Charles Lyell made Hutton’s contempt for the Bible look elementary in comparison. As a contemporary of Thomas Chalmers and a man “of superior talent who thought” for himself and was “not blinded by (Scriptural) authority,” Lyell’s soaring ambition was to “free the sciences from Moses.” With Principles of Geology, first published in 1830, he did just that. Throughout its indignant pages Lyell refers to Scripture as “false conclusions… futile reasoning… founded on religious prejudices… ancient doctrines sanctioned by the implicit faith of many generations, and supposed to rest on scriptural authority.” Basing his work in part on Hutton, Buffon, and Cuvier, Lyell imagined other possibilities. He suggested the best way to account for the age of the Earth was through present observable processes in topography, a process which, he said, had been building very gradually at the same rate over vast amounts of time. He then divided stratum into layers and assigned each one an increasingly-deepening age. The ever-expanding chapters of pre-recorded history finally had names, so that on top of the Paleozoic and Mesozoic Ages is the Cenozoic—the spinning, whirling globe we currently stand upon.
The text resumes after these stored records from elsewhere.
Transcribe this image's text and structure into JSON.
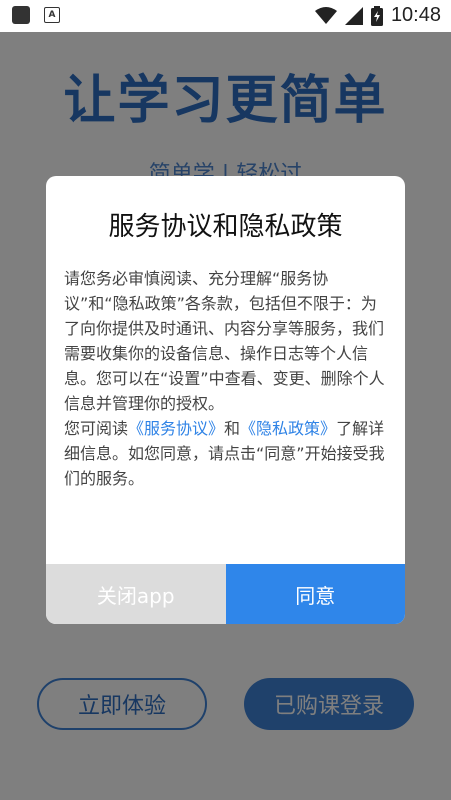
{
  "status_bar": {
    "time": "10:48",
    "icons": [
      "notification-square-icon",
      "app-a-icon",
      "wifi-icon",
      "signal-icon",
      "battery-charging-icon"
    ]
  },
  "screen": {
    "title": "让学习更简单",
    "subtitle": "简单学 | 轻松过",
    "try_button": "立即体验",
    "login_button": "已购课登录"
  },
  "dialog": {
    "title": "服务协议和隐私政策",
    "p1": "请您务必审慎阅读、充分理解“服务协议”和“隐私政策”各条款，包括但不限于：为了向你提供及时通讯、内容分享等服务，我们需要收集你的设备信息、操作日志等个人信息。您可以在“设置”中查看、变更、删除个人信息并管理你的授权。",
    "p2_prefix": "您可阅读",
    "link_service": "《服务协议》",
    "p2_and": "和",
    "link_privacy": "《隐私政策》",
    "p2_suffix": "了解详细信息。如您同意，请点击“同意”开始接受我们的服务。",
    "close_button": "关闭app",
    "agree_button": "同意"
  },
  "colors": {
    "accent": "#2f86ea",
    "brand_blue": "#2f6fc3",
    "overlay": "rgba(0,0,0,0.5)"
  }
}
Charles Lyell invented the geologic column.
Lyell’s creative storytelling became Scientific doctrine in 1830, long before carbon dating, potassium argon dating, and rubidium strontium dating could account for it. Then again, when carbon dating, potassium argon dating, and rubidium strontium dating were finally invented, Lyell not only dethroned Moses, as was his claim, but stood in the lawgivers place. How Lyell’s imaginations could be so precise, down to the fine print—we must conclude—could only come from Divine inspiration. But Lyell didn’t believe in that sort of thing.
Martin Luther was right. He once implored the brethren:
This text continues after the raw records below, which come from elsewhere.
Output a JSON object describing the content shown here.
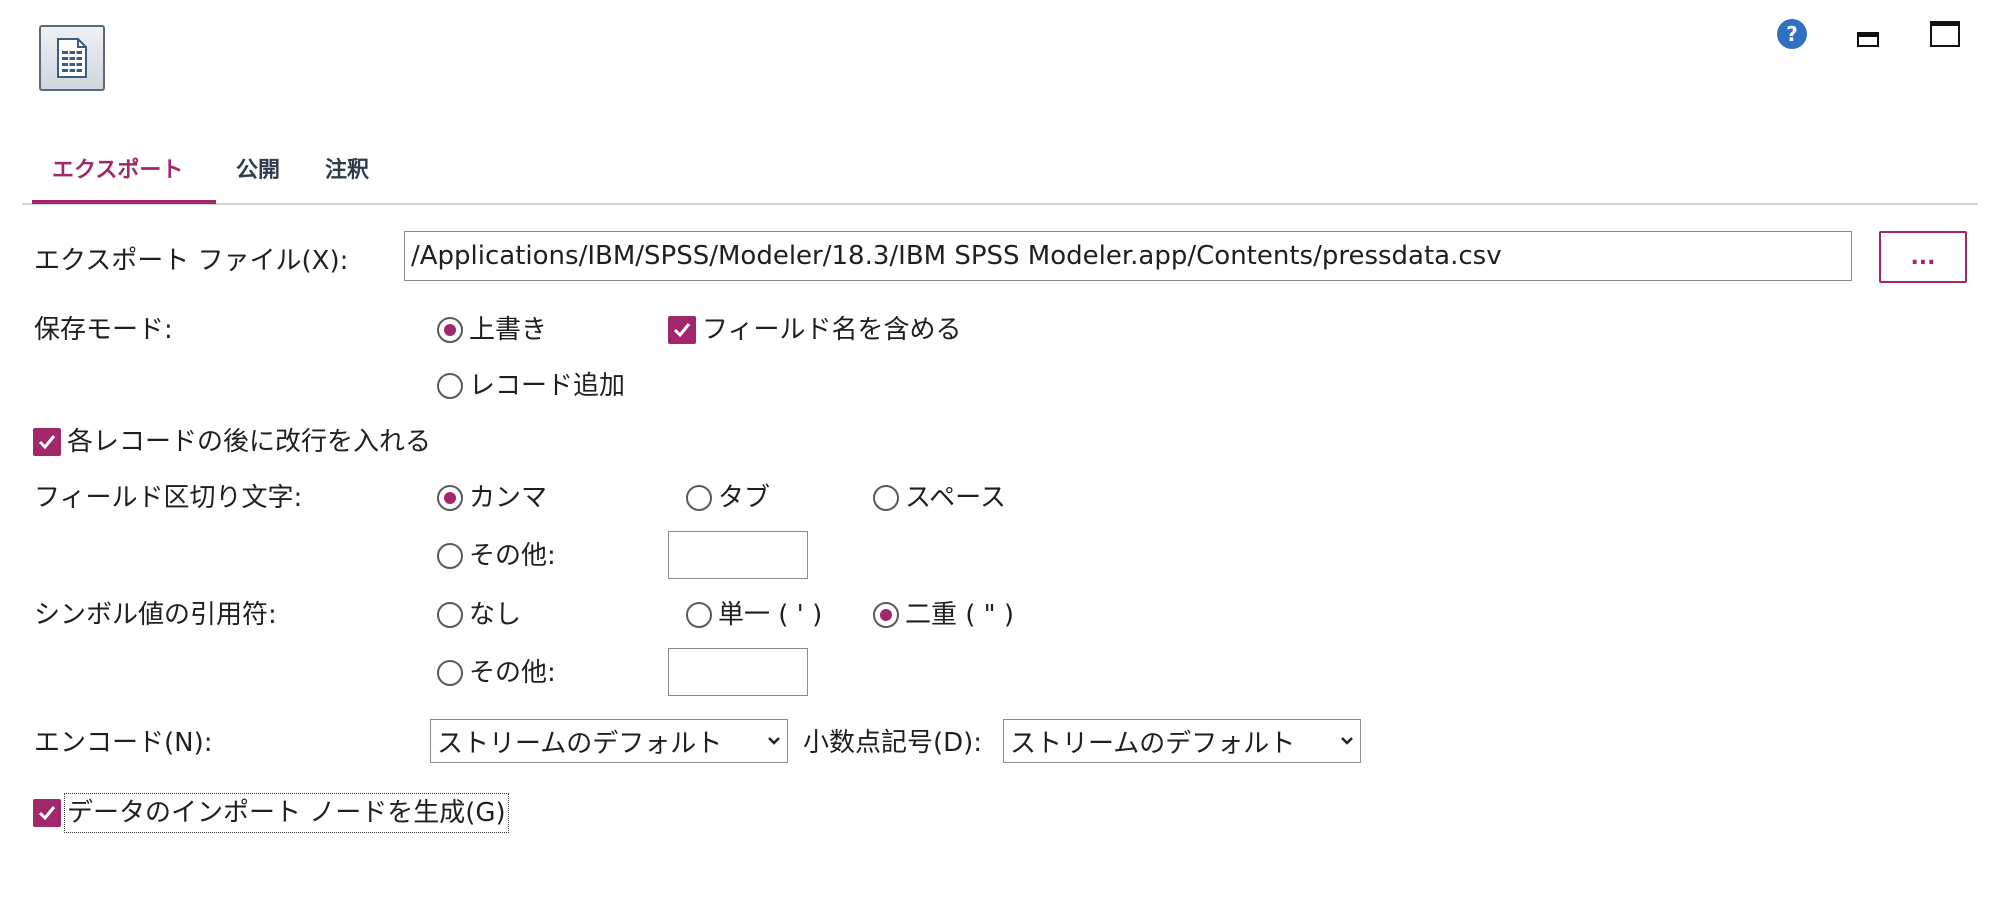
{
  "tabs": [
    {
      "label": "エクスポート",
      "active": true
    },
    {
      "label": "公開",
      "active": false
    },
    {
      "label": "注釈",
      "active": false
    }
  ],
  "icons": {
    "node": "export-file-node-icon",
    "help": "help-icon",
    "minimize": "minimize-icon",
    "maximize": "maximize-icon",
    "dropdown": "chevron-down-icon"
  },
  "colors": {
    "accent": "#a3276b",
    "help": "#2f6fc4"
  },
  "export_file": {
    "label": "エクスポート ファイル(X):",
    "value": "/Applications/IBM/SPSS/Modeler/18.3/IBM SPSS Modeler.app/Contents/pressdata.csv",
    "browse_label": "..."
  },
  "save_mode": {
    "label": "保存モード:",
    "overwrite": "上書き",
    "append": "レコード追加",
    "selected": "overwrite",
    "include_field_names": "フィールド名を含める",
    "include_field_names_checked": true
  },
  "newline": {
    "label": "各レコードの後に改行を入れる",
    "checked": true
  },
  "field_delimiter": {
    "label": "フィールド区切り文字:",
    "comma": "カンマ",
    "tab": "タブ",
    "space": "スペース",
    "other": "その他:",
    "other_value": "",
    "selected": "comma"
  },
  "quotes": {
    "label": "シンボル値の引用符:",
    "none": "なし",
    "single": "単一 ( ' )",
    "double": "二重 ( \" )",
    "other": "その他:",
    "other_value": "",
    "selected": "double"
  },
  "encoding": {
    "label": "エンコード(N):",
    "value": "ストリームのデフォルト"
  },
  "decimal": {
    "label": "小数点記号(D):",
    "value": "ストリームのデフォルト"
  },
  "generate_import": {
    "label": "データのインポート ノードを生成(G)",
    "checked": true
  }
}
“We Christians must be different from the philosophers (scientists) in the way we think about the causes of these things. And if some are beyond our comprehension (like those before us concerning the waters above the heavens), we must believe them and admit our lack of knowledge rather than either wickedly deny them or presumptuously interpret them in conformity with our understanding.”
Little did Scottish theologian Thomas Chalmers suspect that harmonization with Natural Revelation was about as complimentary with Christianity as the roof of a house is on fire. Ultimately, Chalmers served the very evil which he supposed to prevent. Indeed unfortunate—it was a wholly avoidable disaster. And yet in hindsight Weston Fields sympathetically writes: “he could not have realized the full implications of his position” when Chalmers wrote:
“Should, in particular, the explanation that we now offer be sustained, this would permit an indefinite scope to the conjectures of geology—and without any undue liberty with the first chapter of Genesis.”
As it is with all great deceptions, man needs time—and more time. He needs time a-plenty if his perverse imaginations can coax his contemporaries away from the guiding light which only Scripture can provide in hopes of delivering counter promises. First the church knelt down to the astronomer—then the geologist—and finally the biologist. The set-up was perfectly executed. Charles Swindoll once said, “The swift wind of compromise is a lot more devastating than the sudden jolt of misfortune.” In actuality, all hell broke loose.
The church was ill-prepared for Mr. Charles Darwin.